Like many 12-year-olds, Alexander Vivero likes to play with his friends online, watch movies, and read. He’s currently almost finished with the Star Wars TV series The Mandalorian.
However, in one way, he’s pretty different: the middle-school student is busy rehearsing a Beethoven piano sonata to perform at Carnegie Hall.
The Guadalajara native will play at the fabled musical venue after winning an award in the American Protégé International Music Talent Competition.
Alexander won first place in the competition’s school students category for entrants 12 and under.
“I’m really happy because I never expected it,” he told the newspaper Excélsior. “I’m excited because it means my teacher … and I are doing well.”Alexander Vivero plays Beethoven’s Moonlight Sonata.
Alexander’s music teacher, Joel N. Juan Qui of the University of Guadalajara, posted an enthusiastic message on his Facebook page on Friday with an image of the award letter the teen prodigy received from American Protégé, saying, “Study mijito [my son]! Next stop, NY, Carnegie Hall!”
Not yet a teenager and still with a bedroom full of stuffed animals, the young pianist already has an impressive list of accomplishments under his belt.
He became a recognized composer at just 6 years old when he was selected by Yamaha México to perform a piece he had written for piano, La ardilla saltarina (The Jumping Squirrel) at the Roberto Cantoral Cultural Center in Mexico City.
He has already composed several pieces in his short life, one of which, El Circo (The Circus), was performed on March 3 by the Chamber Orchestra of Zapopan, for which he is currently composing yet another work. In October, he won an award in the Grand Prize Virtuoso International Music Competition in Bonn, Germany.
He also plays several instruments besides the piano, including the violin, cello, drums, and saxophone.
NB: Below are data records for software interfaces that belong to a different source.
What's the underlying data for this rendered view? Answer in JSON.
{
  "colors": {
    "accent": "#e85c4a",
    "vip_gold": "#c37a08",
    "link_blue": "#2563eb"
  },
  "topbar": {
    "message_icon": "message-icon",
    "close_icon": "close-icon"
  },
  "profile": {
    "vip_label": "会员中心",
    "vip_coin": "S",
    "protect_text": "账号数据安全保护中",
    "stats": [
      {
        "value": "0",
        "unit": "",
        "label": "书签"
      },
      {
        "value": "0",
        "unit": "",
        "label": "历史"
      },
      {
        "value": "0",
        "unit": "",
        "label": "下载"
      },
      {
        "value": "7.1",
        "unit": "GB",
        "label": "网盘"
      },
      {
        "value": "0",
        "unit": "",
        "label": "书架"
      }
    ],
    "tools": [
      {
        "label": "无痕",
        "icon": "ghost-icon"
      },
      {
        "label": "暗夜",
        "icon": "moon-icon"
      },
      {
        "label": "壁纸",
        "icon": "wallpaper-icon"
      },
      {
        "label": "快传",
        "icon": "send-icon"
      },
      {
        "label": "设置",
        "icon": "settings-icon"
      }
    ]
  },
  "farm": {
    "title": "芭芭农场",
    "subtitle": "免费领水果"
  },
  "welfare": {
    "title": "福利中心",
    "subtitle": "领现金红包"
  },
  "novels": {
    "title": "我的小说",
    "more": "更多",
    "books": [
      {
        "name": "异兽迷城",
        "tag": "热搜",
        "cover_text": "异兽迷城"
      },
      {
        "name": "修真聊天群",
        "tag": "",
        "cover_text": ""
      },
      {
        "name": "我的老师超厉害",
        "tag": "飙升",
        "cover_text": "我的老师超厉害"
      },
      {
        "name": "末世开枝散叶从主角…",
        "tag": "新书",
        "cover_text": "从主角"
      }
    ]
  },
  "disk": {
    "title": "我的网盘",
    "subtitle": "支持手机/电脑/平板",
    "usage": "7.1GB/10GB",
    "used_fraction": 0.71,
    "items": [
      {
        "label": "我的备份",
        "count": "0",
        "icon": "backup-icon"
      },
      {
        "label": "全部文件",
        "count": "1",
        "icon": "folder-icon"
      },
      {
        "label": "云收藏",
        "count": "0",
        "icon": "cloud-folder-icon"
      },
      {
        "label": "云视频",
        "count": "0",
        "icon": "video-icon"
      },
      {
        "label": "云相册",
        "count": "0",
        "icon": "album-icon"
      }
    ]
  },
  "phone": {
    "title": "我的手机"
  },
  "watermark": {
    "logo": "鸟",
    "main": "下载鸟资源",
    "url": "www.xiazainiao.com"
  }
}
And music isn’t even his only area of excellence: he’s also a polyglot, speaking English, French and German, and he’s currently studying Italian.
Asked if he thought his early accomplishments in music meant he’s had to sacrifice his childhood, Alexander rebuffed the idea, saying he’s passionate about music and is studying how to play several instruments because he has ambitions to be an orchestra conductor.
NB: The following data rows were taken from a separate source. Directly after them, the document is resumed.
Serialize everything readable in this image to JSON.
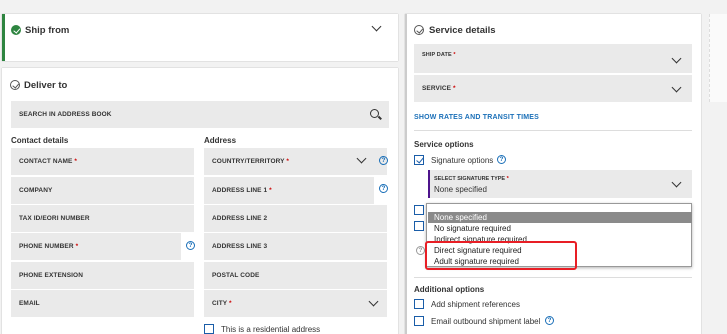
{
  "ship_from": {
    "title": "Ship from"
  },
  "deliver_to": {
    "title": "Deliver to",
    "search_placeholder": "SEARCH IN ADDRESS BOOK",
    "contact_heading": "Contact details",
    "address_heading": "Address",
    "contact_fields": [
      {
        "label": "CONTACT NAME",
        "required": "*"
      },
      {
        "label": "COMPANY"
      },
      {
        "label": "TAX ID/EORI NUMBER"
      },
      {
        "label": "PHONE NUMBER",
        "required": "*"
      },
      {
        "label": "PHONE EXTENSION"
      },
      {
        "label": "EMAIL"
      }
    ],
    "address_fields": [
      {
        "label": "COUNTRY/TERRITORY",
        "required": "*"
      },
      {
        "label": "ADDRESS LINE 1",
        "required": "*"
      },
      {
        "label": "ADDRESS LINE 2"
      },
      {
        "label": "ADDRESS LINE 3"
      },
      {
        "label": "POSTAL CODE"
      },
      {
        "label": "CITY",
        "required": "*"
      }
    ],
    "residential_label": "This is a residential address"
  },
  "service_details": {
    "title": "Service details",
    "ship_date_label": "SHIP DATE",
    "service_label": "SERVICE",
    "required": "*",
    "rates_link": "SHOW RATES AND TRANSIT TIMES",
    "service_options_heading": "Service options",
    "signature_options_label": "Signature options",
    "signature_type_label": "SELECT SIGNATURE TYPE",
    "signature_type_value": "None specified",
    "signature_dropdown_options": [
      "None specified",
      "No signature required",
      "Indirect signature required",
      "Direct signature required",
      "Adult signature required"
    ],
    "additional_options_heading": "Additional options",
    "add_refs_label": "Add shipment references",
    "email_label_label": "Email outbound shipment label"
  },
  "colors": {
    "accent_green": "#2e8540",
    "link_blue": "#1a6fb8",
    "highlight_red": "#e81e25",
    "signature_bar_purple": "#4d148c"
  }
}
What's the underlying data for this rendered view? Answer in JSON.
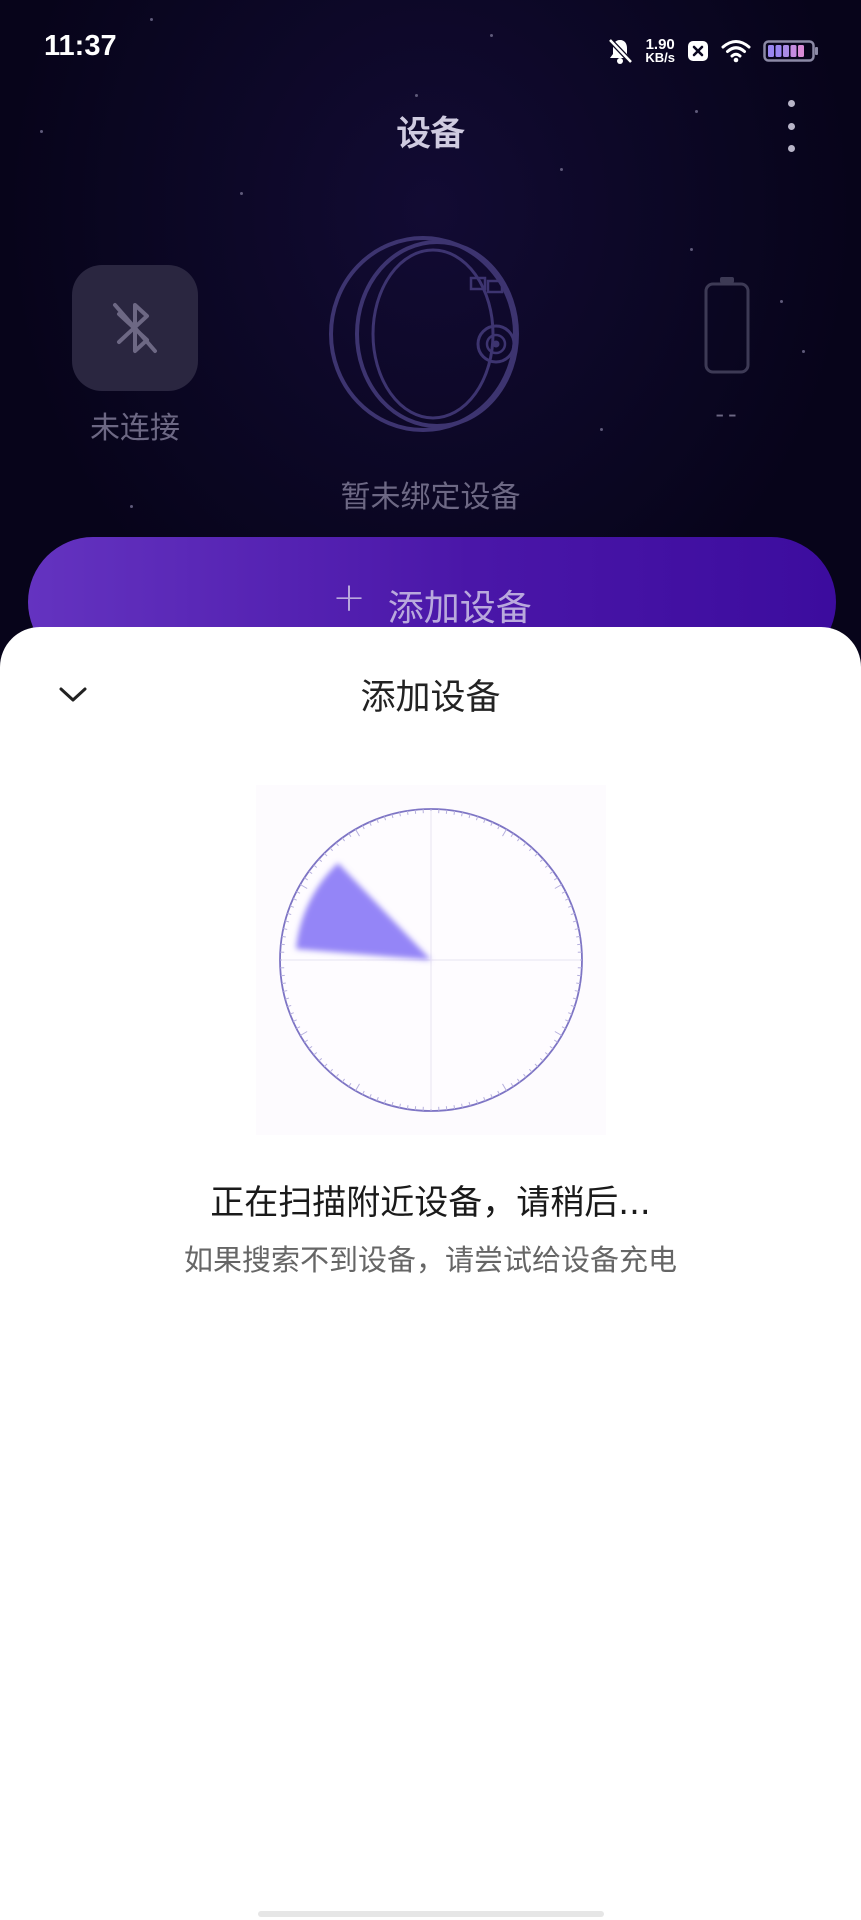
{
  "status_bar": {
    "time": "11:37",
    "net_speed_value": "1.90",
    "net_speed_unit": "KB/s",
    "icons": [
      "bell-muted-icon",
      "close-app-icon",
      "wifi-icon",
      "battery-icon"
    ]
  },
  "header": {
    "title": "设备",
    "more_icon": "more-vertical-icon"
  },
  "device_panel": {
    "bluetooth_status": "未连接",
    "device_status": "暂未绑定设备",
    "battery_level": "--"
  },
  "add_device_button": {
    "icon": "plus-icon",
    "label": "添加设备"
  },
  "sheet": {
    "title": "添加设备",
    "collapse_icon": "chevron-down-icon",
    "scan_message": "正在扫描附近设备，请稍后...",
    "hint": "如果搜索不到设备，请尝试给设备充电"
  },
  "colors": {
    "accent": "#5a1fb4",
    "radar_sweep": "#9485f7",
    "background_dark": "#08051c"
  }
}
“I think music should be included in school [curriculum] so that kids can get involved in culture,” he said.
But he also likes other “normal” childhood activities, he said.
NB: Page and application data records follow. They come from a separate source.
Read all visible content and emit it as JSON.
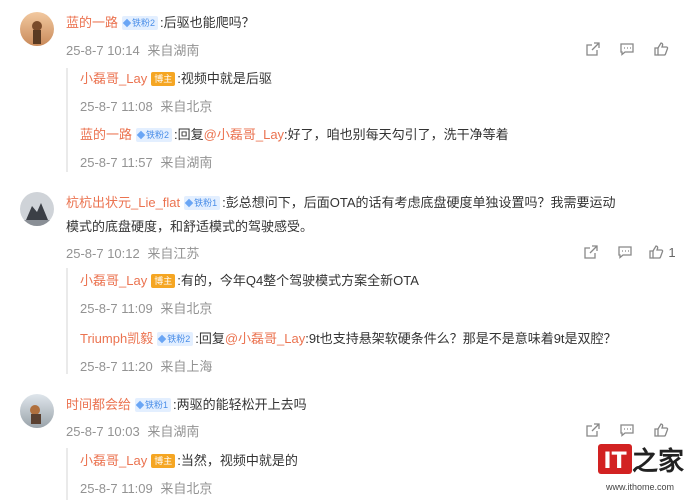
{
  "comments": [
    {
      "user": "蓝的一路",
      "badge": "铁粉2",
      "text": ":后驱也能爬吗？",
      "date": "25-8-7 10:14",
      "location": "来自湖南",
      "likes": "",
      "replies": [
        {
          "user": "小磊哥_Lay",
          "badge": "博主",
          "prefix": "",
          "mention": "",
          "text": ":视频中就是后驱",
          "date": "25-8-7 11:08",
          "location": "来自北京"
        },
        {
          "user": "蓝的一路",
          "badge": "铁粉2",
          "prefix": ":回复",
          "mention": "@小磊哥_Lay",
          "text": ":好了，咱也别每天勾引了，洗干净等着",
          "date": "25-8-7 11:57",
          "location": "来自湖南"
        }
      ]
    },
    {
      "user": "杭杭出状元_Lie_flat",
      "badge": "铁粉1",
      "text_line1": ":彭总想问下，后面OTA的话有考虑底盘硬度单独设置吗？我需要运动",
      "text_line2": "模式的底盘硬度，和舒适模式的驾驶感受。",
      "date": "25-8-7 10:12",
      "location": "来自江苏",
      "likes": "1",
      "replies": [
        {
          "user": "小磊哥_Lay",
          "badge": "博主",
          "prefix": "",
          "mention": "",
          "text": ":有的，今年Q4整个驾驶模式方案全新OTA",
          "date": "25-8-7 11:09",
          "location": "来自北京"
        },
        {
          "user": "Triumph凯毅",
          "badge": "铁粉2",
          "prefix": ":回复",
          "mention": "@小磊哥_Lay",
          "text": ":9t也支持悬架软硬条件么？那是不是意味着9t是双腔？",
          "date": "25-8-7 11:20",
          "location": "来自上海"
        }
      ]
    },
    {
      "user": "时间都会给",
      "badge": "铁粉1",
      "text": ":两驱的能轻松开上去吗",
      "date": "25-8-7 10:03",
      "location": "来自湖南",
      "likes": "",
      "replies": [
        {
          "user": "小磊哥_Lay",
          "badge": "博主",
          "prefix": "",
          "mention": "",
          "text": ":当然，视频中就是的",
          "date": "25-8-7 11:09",
          "location": "来自北京"
        }
      ]
    }
  ],
  "icons": {
    "share": "share-icon",
    "comment": "comment-icon",
    "like": "like-icon"
  },
  "watermark": {
    "logo": "IT之家",
    "url": "www.ithome.com"
  },
  "colors": {
    "name": "#eb7350",
    "meta": "#939393",
    "badge_bg": "#e3efff",
    "badge_fg": "#4a8ee8",
    "host_bg": "#f5a623"
  }
}
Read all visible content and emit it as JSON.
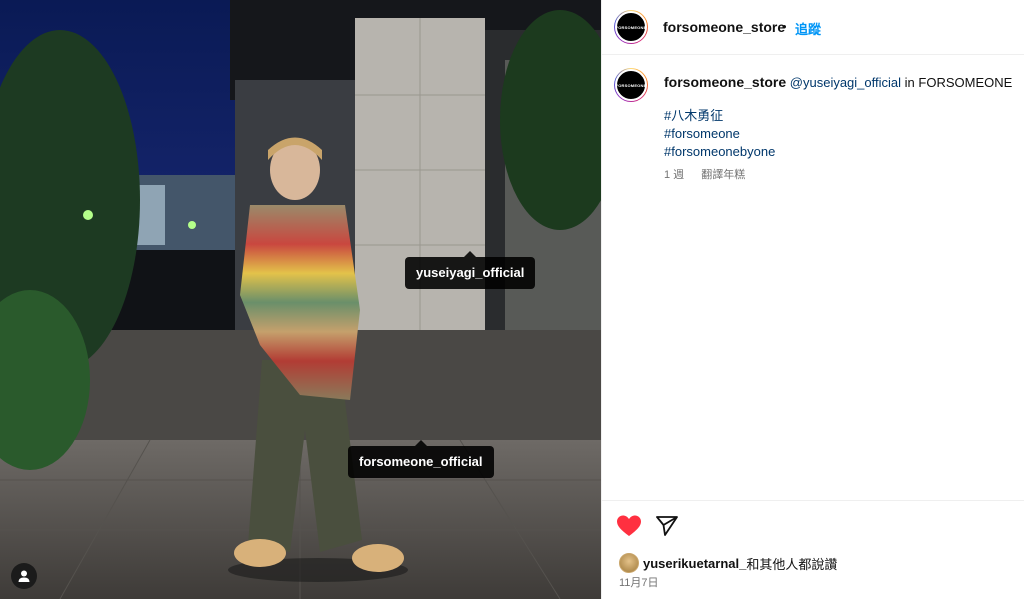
{
  "post": {
    "account": "forsomeone_store",
    "follow_label": "追蹤",
    "separator": "•",
    "avatar_text": "FORSOMEONE",
    "caption": {
      "author": "forsomeone_store",
      "mention": "@yuseiyagi_official",
      "location_prefix": "in",
      "location": "FORSOMEONE",
      "hashtags": [
        "#八木勇征",
        "#forsomeone",
        "#forsomeonebyone"
      ]
    },
    "time_ago": "1 週",
    "translate_label": "翻譯年糕",
    "likes": {
      "user": "yuserikuetarnal_",
      "suffix": "和其他人都說讚"
    },
    "date": "11月7日"
  },
  "photo_tags": [
    "yuseiyagi_official",
    "forsomeone_official"
  ],
  "colors": {
    "like": "#ff3040",
    "follow": "#0095f6",
    "link": "#00376b"
  },
  "icons": {
    "like": "heart-icon",
    "share": "paper-plane-icon",
    "user_tags": "user-icon"
  }
}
“I also like to play chess, ride my bike, play with my dog and watch TV,” he said. “I don’t sacrifice anything for music because when I do it, I enjoy it; my passion is what I like to do most.”